by Sara Adams, freelance writer
The coastal forests of the Pacific Northwest are integral to our way of life. Hunters, foragers, and recreators alike delight in their offerings. Sustainable harvesting is an important part of our economy and source of local jobs. They help keep our water clean, rivers healthy, and provide habitat to wildlife.
However, as we turn the page on the hottest year on record, we are reminded of the challenges facing our forests. While dry forests experience more severe wildfires and drought, coastal wet forests must contend with a unique set of circumstances, such as changes in land use, increasing insects and disease, and extreme weather events.
With climate change compounding these stressors, there is an urgent need to prepare our forests for the future. But, how?
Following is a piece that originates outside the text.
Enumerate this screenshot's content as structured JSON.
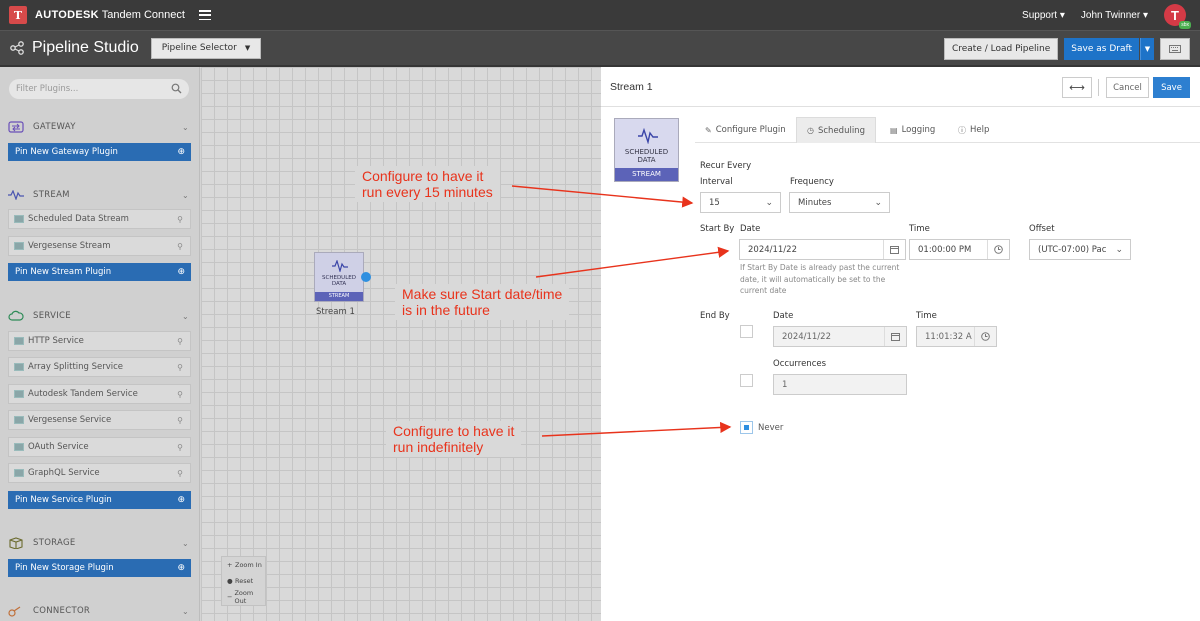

The answers lie deep within the old-growth forests of the Ellsworth Creek Preserve, nestled on Washington’s southwest coast. New research offers land managers a way to cultivate characteristics that will help tomorrow’s forests adapt to an ever-changing environment.